An influx of flu patients is creating a backlog for Peterborough’s hospital and paramedics.
A community-wide influenza outbreak was declared on Thursday. It comes as the staff at Peterborough Regional Health Centre is already dealing with an influx of patients to the emergency department.
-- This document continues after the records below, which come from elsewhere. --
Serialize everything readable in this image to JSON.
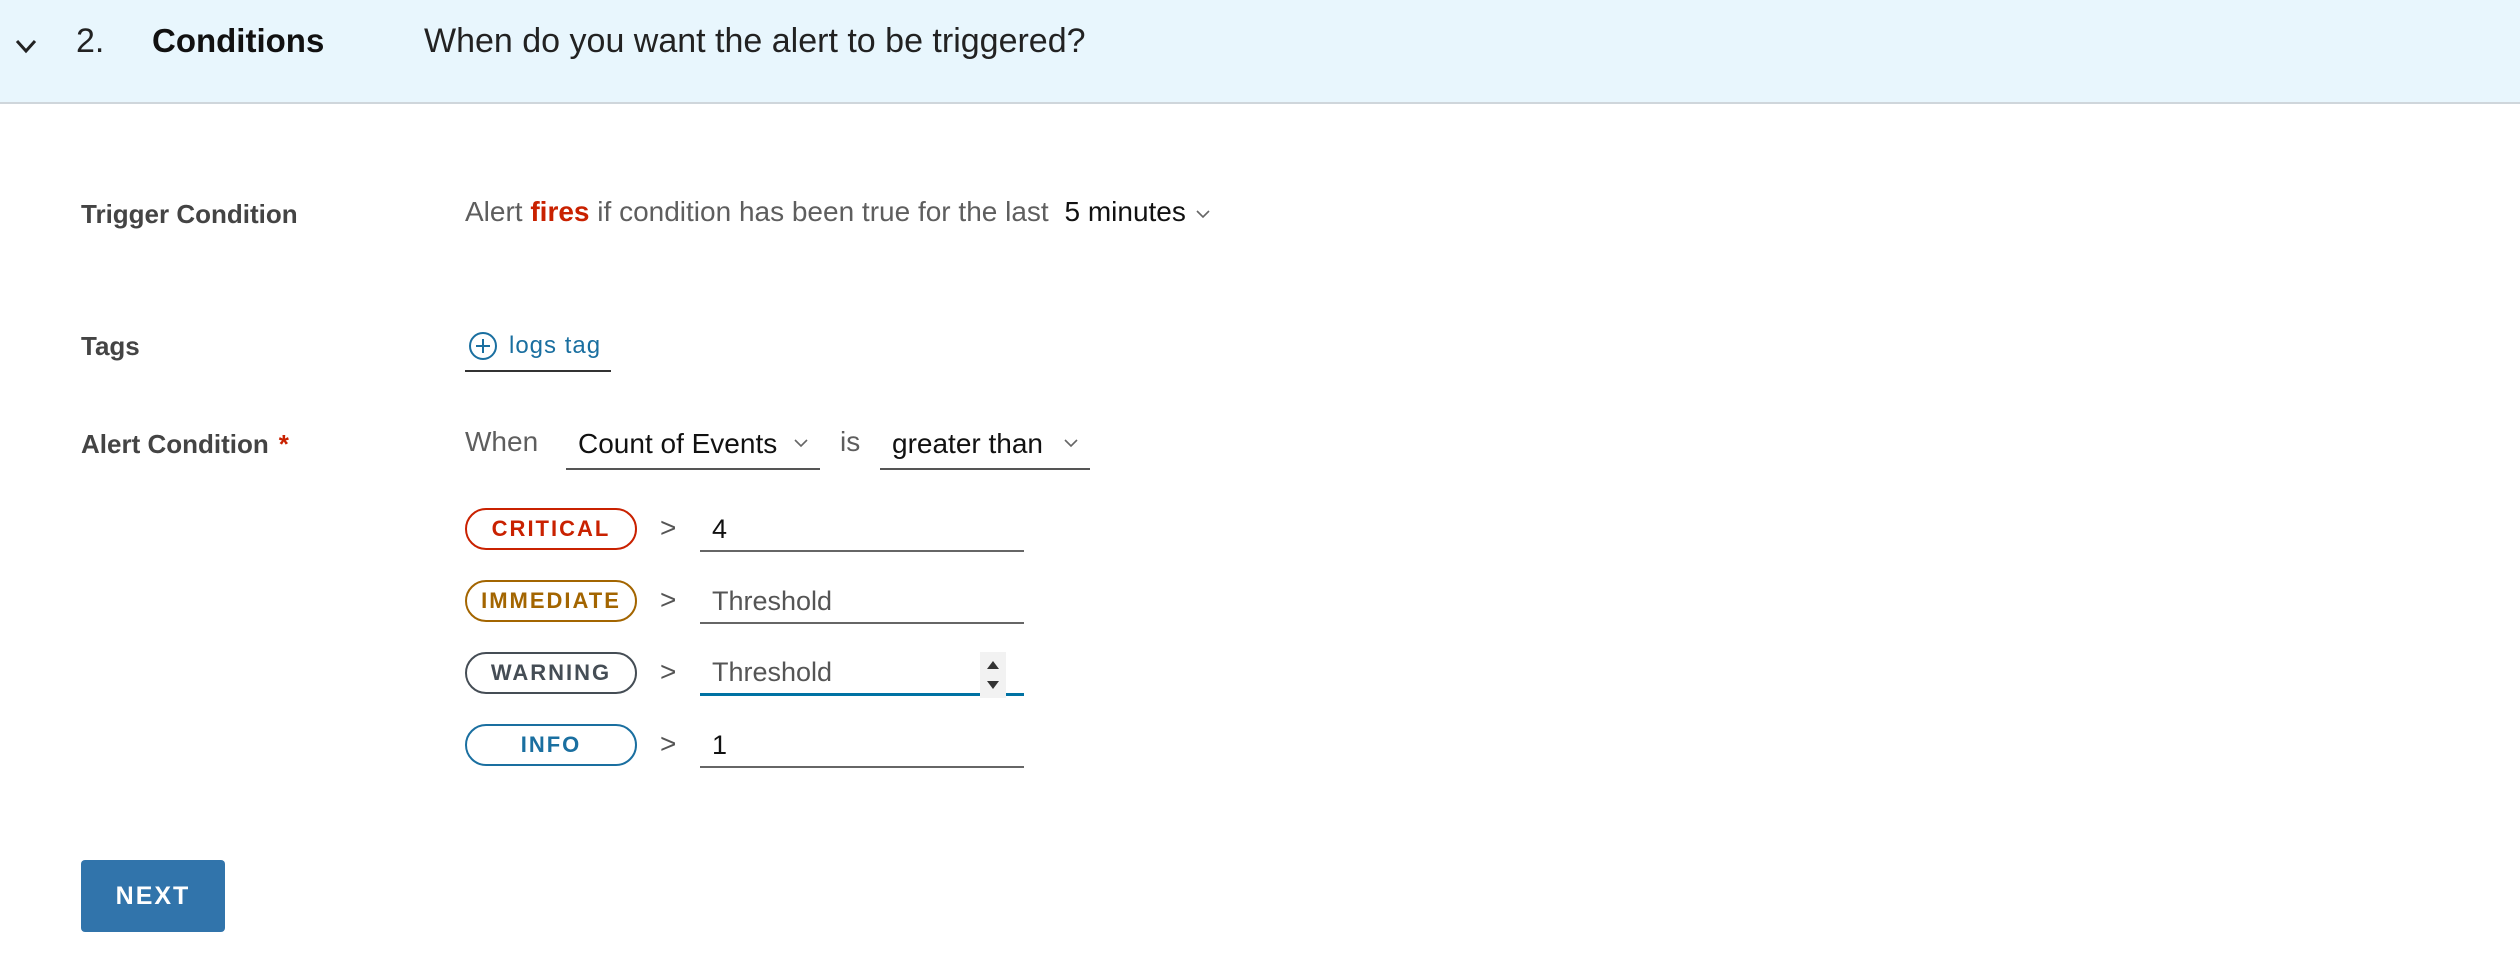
{
  "header": {
    "step_number": "2.",
    "step_title": "Conditions",
    "step_question": "When do you want the alert to be triggered?"
  },
  "trigger": {
    "label": "Trigger Condition",
    "text_prefix": "Alert",
    "text_fires": "fires",
    "text_suffix": "if condition has been true for the last",
    "duration": "5 minutes"
  },
  "tags": {
    "label": "Tags",
    "add_label": "logs tag"
  },
  "alert_condition": {
    "label": "Alert Condition",
    "required_mark": "*",
    "when": "When",
    "metric": "Count of Events",
    "is": "is",
    "operator": "greater than",
    "comparator": ">",
    "thresholds": [
      {
        "severity": "CRITICAL",
        "value": "4",
        "placeholder": "Threshold",
        "color": "#c92100"
      },
      {
        "severity": "IMMEDIATE",
        "value": "",
        "placeholder": "Threshold",
        "color": "#a36500"
      },
      {
        "severity": "WARNING",
        "value": "",
        "placeholder": "Threshold",
        "color": "#454d55"
      },
      {
        "severity": "INFO",
        "value": "1",
        "placeholder": "Threshold",
        "color": "#1a6fa0"
      }
    ]
  },
  "actions": {
    "next_label": "NEXT"
  },
  "colors": {
    "header_bg": "#e8f6fd",
    "accent": "#3174ab",
    "danger": "#c92100"
  }
}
Patient visits could top 90,000 by the end of this March, compared with 82,000 in the 12-months end March 31, 2017.
“The flu-like symptoms that we are seeing are significantly higher than we have seen (before) the holidays,” said Stella Johnson, PRHC’s emergency department manager.
“What we’re really noticing is that patients that are coming in are significantly sick and are requiring isolation.”
The addition of 24 more beds a few months ago hasn’t helped much since patient volumes remain above 100 per cent of bed capacity.
That volume is putting extra strain on paramedic services.
“We finding that this is probably the worst case scenario in the last five years,” said Chris Barry, deputy chief of Peterborough Paramedics.
Barry said there is no threat to potential patients but added the additional emergency department visitors is creating significant patient off-load delays for paramedics.
“When someone phones 911, an ambulance is dispatched. But what we’re finding is that when we’re getting those patients to the hospital, our paramedics are sitting with those patients for hours until we can find a bed,” Barry said. “And at that time more calls are waiting.”
Typically there are nine ambulances on the road during a 24-hour shift, Barry said. To meet current demand one to two more ambulances a day have been added to the fleet.
Johnson offers advice to those considering a visit to the emergency department.
“If you feel you do require emergency level care, please come in and we will see you in order of your severity and be able to provide appropriate care,” Johnson said.
“Patients really can do a lot to protect themselves and their family members by getting the flu shot. And that flu shot really is that first and vital defence against being able to come down with the flu and protecting our community.”